# [INFORMATION SHOWN]
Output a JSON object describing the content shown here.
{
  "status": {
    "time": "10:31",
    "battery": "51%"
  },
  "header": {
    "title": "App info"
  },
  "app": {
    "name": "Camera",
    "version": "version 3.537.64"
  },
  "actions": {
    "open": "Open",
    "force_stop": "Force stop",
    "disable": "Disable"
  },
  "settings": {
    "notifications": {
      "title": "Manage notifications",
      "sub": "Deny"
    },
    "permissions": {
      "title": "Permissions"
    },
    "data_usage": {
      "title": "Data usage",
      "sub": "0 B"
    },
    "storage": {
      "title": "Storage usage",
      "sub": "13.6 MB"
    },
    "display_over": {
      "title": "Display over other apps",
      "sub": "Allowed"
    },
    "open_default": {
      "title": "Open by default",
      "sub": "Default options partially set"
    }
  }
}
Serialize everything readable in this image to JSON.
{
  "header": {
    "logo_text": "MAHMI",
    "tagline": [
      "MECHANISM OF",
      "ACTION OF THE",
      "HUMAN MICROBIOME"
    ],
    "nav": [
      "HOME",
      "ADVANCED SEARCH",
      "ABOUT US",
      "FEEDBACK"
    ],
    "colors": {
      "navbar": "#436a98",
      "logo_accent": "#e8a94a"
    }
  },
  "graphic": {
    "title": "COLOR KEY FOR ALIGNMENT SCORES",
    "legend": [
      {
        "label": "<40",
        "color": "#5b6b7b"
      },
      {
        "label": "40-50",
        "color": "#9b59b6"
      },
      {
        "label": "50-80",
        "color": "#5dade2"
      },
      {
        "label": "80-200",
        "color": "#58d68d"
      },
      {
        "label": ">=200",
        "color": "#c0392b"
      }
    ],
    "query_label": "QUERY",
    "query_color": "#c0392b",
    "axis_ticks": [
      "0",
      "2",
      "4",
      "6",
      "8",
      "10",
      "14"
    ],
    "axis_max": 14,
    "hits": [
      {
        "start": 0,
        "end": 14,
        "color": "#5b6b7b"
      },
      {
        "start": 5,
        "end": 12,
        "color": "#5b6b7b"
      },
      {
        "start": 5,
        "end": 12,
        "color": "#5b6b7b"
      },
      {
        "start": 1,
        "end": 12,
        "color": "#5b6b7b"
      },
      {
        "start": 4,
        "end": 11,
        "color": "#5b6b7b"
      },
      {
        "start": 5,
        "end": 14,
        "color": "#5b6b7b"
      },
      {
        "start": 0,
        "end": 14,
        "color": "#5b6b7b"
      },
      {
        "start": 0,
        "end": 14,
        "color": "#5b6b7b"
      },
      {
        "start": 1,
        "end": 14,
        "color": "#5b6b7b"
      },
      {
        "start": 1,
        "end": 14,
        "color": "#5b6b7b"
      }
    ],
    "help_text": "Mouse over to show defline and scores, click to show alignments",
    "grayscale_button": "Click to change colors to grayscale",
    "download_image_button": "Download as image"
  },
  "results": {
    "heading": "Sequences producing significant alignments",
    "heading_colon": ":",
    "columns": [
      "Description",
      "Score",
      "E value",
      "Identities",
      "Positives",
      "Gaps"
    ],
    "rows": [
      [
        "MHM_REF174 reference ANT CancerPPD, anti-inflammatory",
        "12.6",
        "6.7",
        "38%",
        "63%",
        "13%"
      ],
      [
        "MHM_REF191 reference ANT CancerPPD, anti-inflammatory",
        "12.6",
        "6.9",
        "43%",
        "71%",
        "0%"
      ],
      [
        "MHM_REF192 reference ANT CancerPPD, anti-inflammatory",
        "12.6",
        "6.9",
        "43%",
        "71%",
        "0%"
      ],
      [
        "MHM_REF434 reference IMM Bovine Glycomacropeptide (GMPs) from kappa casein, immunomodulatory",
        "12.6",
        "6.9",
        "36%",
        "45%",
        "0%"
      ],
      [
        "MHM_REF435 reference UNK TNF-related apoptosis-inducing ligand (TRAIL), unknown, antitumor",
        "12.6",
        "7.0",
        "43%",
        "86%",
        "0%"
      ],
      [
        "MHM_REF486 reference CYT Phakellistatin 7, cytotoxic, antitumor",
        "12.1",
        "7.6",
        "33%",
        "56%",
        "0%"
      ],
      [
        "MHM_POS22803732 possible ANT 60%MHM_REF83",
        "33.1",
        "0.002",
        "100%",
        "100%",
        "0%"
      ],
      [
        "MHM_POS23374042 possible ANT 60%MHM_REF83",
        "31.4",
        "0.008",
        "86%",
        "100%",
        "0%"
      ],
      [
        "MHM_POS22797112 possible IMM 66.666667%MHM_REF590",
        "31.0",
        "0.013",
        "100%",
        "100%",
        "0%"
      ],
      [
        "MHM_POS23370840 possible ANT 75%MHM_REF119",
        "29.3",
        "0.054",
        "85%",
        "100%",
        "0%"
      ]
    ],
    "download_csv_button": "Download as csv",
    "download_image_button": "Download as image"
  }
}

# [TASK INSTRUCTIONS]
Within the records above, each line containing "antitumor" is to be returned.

# [RESULT OF THE EXERCISE]
        "MHM_REF435 reference UNK TNF-related apoptosis-inducing ligand (TRAIL), unknown, antitumor",
        "MHM_REF486 reference CYT Phakellistatin 7, cytotoxic, antitumor",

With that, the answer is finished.